The input section start

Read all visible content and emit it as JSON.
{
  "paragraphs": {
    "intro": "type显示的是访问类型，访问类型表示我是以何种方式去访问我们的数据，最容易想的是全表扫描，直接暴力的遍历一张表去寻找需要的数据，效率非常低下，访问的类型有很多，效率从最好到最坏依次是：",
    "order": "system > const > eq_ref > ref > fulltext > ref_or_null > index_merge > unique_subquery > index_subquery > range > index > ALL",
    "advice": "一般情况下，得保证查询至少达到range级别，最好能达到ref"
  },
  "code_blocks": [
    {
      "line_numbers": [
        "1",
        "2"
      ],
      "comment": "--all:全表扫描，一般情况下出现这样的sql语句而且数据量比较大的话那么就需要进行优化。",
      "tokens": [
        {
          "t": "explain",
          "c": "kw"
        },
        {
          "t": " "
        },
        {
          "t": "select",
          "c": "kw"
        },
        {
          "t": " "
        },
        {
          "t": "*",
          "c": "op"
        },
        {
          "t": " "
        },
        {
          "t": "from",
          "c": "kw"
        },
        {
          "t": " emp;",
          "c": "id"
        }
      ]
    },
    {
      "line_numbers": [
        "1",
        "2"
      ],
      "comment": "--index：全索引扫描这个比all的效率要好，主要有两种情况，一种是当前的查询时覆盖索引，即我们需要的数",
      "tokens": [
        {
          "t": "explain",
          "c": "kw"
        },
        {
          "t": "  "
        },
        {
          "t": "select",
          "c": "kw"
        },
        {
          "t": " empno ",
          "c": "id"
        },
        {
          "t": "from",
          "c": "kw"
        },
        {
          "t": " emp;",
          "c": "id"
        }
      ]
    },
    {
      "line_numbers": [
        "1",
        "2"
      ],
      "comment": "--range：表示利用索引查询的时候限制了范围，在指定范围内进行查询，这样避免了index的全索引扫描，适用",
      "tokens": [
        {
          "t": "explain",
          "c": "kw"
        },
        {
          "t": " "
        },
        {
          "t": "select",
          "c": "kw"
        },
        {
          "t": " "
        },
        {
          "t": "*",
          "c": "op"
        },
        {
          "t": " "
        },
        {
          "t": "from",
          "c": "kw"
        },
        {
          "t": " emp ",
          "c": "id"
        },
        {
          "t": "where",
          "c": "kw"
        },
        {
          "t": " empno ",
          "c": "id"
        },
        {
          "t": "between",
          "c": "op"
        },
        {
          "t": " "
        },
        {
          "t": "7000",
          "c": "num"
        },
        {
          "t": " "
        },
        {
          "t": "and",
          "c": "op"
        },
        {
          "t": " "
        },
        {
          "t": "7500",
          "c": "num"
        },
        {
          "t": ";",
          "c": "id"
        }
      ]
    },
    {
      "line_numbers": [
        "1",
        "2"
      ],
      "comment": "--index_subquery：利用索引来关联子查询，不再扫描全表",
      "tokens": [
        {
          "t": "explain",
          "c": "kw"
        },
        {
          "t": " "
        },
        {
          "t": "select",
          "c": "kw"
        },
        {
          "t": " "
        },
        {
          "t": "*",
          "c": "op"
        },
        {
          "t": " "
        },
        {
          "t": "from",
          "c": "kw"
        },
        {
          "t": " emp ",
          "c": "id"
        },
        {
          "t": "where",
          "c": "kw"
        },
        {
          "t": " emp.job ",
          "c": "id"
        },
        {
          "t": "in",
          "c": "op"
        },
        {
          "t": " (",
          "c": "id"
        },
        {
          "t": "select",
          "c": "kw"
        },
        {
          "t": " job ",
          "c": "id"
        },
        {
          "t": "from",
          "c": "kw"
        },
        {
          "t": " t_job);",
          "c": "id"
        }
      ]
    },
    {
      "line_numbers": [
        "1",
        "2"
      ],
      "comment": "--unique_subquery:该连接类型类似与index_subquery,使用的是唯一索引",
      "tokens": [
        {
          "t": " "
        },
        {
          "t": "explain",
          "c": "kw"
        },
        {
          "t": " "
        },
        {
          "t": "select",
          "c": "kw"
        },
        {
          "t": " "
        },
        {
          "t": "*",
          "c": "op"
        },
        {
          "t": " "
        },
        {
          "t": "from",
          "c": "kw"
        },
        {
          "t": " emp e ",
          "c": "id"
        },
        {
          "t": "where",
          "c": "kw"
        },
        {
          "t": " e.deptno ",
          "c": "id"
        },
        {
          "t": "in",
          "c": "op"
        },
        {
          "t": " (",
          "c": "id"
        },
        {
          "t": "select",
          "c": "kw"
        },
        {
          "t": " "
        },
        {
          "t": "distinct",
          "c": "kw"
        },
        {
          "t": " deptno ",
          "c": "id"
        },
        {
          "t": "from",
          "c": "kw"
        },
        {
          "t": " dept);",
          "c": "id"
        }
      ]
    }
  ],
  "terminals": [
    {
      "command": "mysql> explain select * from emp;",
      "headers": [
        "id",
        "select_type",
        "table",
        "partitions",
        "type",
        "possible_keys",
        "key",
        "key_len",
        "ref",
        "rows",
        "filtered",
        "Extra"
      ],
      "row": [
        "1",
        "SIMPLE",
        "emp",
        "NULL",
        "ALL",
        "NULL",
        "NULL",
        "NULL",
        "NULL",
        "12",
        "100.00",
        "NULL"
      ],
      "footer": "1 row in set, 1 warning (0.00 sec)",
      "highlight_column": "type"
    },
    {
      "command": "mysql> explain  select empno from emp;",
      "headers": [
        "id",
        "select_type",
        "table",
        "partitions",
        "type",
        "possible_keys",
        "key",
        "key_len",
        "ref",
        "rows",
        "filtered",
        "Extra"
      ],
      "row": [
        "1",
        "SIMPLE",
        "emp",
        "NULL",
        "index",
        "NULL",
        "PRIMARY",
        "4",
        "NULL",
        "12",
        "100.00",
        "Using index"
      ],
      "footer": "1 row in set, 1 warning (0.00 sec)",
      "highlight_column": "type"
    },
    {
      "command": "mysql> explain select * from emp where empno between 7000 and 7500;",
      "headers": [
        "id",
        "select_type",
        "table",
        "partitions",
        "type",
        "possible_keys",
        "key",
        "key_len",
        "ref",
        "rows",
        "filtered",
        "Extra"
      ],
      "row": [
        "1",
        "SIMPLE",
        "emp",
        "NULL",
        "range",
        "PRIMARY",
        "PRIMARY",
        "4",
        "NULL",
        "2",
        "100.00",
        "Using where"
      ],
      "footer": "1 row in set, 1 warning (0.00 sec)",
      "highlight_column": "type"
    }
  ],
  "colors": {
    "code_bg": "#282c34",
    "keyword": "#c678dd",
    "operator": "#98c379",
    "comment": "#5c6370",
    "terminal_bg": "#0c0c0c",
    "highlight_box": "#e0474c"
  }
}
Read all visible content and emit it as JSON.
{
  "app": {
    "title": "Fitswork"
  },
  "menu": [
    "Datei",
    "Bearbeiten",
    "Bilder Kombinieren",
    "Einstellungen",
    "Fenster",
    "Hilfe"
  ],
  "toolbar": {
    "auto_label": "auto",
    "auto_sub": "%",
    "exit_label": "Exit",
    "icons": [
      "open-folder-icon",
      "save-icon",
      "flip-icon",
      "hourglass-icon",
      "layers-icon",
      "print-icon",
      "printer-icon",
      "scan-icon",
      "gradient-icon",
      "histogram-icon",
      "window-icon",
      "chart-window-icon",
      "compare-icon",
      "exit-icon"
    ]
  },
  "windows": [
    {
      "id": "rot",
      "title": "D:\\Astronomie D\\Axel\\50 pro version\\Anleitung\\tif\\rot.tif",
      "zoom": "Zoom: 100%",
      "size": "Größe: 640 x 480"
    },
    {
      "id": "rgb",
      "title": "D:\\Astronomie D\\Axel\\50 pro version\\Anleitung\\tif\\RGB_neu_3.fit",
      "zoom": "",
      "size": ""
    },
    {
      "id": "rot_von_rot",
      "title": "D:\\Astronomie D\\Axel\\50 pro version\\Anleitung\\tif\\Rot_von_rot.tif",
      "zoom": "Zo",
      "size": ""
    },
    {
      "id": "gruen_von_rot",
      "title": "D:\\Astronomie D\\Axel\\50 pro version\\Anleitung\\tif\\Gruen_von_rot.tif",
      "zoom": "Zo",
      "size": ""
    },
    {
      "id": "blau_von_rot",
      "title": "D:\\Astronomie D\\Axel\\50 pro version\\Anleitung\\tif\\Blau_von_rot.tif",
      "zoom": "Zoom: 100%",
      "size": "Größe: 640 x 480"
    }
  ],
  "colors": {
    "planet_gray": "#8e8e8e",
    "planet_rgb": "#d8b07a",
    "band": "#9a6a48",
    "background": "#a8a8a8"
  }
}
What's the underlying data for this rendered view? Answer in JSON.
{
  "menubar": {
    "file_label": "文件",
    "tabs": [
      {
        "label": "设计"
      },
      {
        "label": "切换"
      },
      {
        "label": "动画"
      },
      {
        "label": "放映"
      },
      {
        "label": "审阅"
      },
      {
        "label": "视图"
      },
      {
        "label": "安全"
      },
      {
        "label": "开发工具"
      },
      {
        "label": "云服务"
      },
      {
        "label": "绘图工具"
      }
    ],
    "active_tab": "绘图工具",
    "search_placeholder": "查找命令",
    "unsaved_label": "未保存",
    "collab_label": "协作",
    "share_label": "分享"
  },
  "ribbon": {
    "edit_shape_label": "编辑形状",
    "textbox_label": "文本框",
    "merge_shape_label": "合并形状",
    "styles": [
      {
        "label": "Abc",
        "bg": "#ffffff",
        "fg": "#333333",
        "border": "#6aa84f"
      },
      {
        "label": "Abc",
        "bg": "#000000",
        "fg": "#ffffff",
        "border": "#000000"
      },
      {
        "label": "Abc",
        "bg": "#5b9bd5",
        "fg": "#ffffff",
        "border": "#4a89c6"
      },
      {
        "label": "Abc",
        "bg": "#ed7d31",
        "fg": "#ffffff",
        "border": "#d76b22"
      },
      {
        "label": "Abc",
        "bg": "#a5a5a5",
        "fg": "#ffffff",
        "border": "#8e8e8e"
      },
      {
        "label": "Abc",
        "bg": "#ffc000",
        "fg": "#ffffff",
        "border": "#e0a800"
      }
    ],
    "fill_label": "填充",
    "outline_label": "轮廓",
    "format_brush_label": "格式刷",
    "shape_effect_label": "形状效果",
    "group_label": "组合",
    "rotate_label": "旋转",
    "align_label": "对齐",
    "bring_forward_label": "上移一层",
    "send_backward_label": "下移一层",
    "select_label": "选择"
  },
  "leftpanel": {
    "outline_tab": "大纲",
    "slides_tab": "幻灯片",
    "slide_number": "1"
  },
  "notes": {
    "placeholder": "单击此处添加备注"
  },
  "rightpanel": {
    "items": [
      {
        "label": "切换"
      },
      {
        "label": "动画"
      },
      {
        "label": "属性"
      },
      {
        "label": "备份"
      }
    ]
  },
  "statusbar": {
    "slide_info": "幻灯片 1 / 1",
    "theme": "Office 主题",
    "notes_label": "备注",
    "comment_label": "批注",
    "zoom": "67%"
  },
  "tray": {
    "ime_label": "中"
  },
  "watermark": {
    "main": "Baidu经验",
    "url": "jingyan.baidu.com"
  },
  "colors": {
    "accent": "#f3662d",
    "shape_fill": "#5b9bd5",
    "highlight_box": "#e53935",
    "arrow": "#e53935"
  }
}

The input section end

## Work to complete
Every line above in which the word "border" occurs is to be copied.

## Completed exercise
        "border": "#6aa84f"
        "border": "#000000"
        "border": "#4a89c6"
        "border": "#d76b22"
        "border": "#8e8e8e"
        "border": "#e0a800"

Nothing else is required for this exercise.